  14. What's wrong with using pernambuco from sustainable sources? Incidentally he had a vast store of wood, and I don't imagine he'd needed to source any for a decade or two. If he was using ipe that's very interesting, but do you have any direct evidence?
  15. martin swan


    I concur - I'm afraid this doesn't bear any relation to Georges Chanot.
  16. I knew Garner quite well - I don't think he used anything but pernambuco
  17. Sorry I see Blank face has just posted useful and very similar observations .... I'm not sure what information you're trying to get beyond what's already known by bow experts who have posted here ... Are you looking to pin down exactly what species the French describe as "bois de Brésil", what the Germans describe as Brasilholz, or what the English speaking world describes as brazilwood? In English bow circles, Brazilwood is used to describe the wood in the OP photos. It has a very specific colour, is most usually found on cheap German bows, and is Manikara. In French bow p

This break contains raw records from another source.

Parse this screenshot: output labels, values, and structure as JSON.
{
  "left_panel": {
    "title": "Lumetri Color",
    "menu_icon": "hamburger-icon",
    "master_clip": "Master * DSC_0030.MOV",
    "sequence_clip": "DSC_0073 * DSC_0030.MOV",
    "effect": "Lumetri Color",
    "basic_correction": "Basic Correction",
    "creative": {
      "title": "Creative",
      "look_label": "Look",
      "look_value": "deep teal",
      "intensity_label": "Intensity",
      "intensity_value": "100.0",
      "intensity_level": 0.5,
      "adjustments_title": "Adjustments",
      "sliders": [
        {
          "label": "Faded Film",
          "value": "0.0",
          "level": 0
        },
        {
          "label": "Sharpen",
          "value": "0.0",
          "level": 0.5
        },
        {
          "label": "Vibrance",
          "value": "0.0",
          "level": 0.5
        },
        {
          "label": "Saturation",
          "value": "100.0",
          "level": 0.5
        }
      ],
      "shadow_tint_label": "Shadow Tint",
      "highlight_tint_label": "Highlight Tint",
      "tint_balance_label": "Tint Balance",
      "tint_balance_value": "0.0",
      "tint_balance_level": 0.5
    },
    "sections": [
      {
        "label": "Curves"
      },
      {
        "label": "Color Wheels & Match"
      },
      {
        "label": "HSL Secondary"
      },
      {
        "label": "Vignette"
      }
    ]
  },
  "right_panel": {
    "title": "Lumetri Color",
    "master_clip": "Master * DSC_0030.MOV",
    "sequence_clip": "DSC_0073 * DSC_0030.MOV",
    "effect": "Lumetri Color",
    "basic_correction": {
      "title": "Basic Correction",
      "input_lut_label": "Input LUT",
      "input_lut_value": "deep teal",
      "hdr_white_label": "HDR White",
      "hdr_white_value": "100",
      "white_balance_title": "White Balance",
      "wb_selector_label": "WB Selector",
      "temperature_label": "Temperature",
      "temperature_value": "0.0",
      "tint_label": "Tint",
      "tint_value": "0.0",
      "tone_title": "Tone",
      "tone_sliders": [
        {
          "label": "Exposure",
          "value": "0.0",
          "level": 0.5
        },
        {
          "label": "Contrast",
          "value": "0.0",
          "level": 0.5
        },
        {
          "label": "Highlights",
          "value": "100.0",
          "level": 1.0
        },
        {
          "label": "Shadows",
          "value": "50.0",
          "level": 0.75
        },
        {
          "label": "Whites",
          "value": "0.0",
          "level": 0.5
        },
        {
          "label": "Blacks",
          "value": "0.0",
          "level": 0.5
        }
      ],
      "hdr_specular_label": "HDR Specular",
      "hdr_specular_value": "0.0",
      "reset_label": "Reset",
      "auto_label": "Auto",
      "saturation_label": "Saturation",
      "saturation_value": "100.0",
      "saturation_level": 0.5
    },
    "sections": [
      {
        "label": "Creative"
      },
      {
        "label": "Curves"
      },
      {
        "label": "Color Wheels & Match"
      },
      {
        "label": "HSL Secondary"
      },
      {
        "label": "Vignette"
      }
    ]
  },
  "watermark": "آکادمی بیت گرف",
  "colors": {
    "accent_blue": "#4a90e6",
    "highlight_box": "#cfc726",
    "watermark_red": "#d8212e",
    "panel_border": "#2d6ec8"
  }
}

  18. If you use the search function you will find many erudite discussions of brazilwood.
  19. I don't think you could call brazilwood "unidentified" ...
  20. I think you ought to get a prize for the first ever use of "adlubescence" on Maestronet - to squeeze the word into the same sentence as "dobbed" is literary genius of the first order.
  21. There are very specific points of style that would lead one to conclude (rather than surmise) that a violin was Italian, and many that would exclude that possibility.
  22. My reserves of cynicism on this subject are boundless ... I suspect many instruments are "Italian" because the consignor believes their instrument is Italian and won't consign it unless the auction house pretends to believe it too.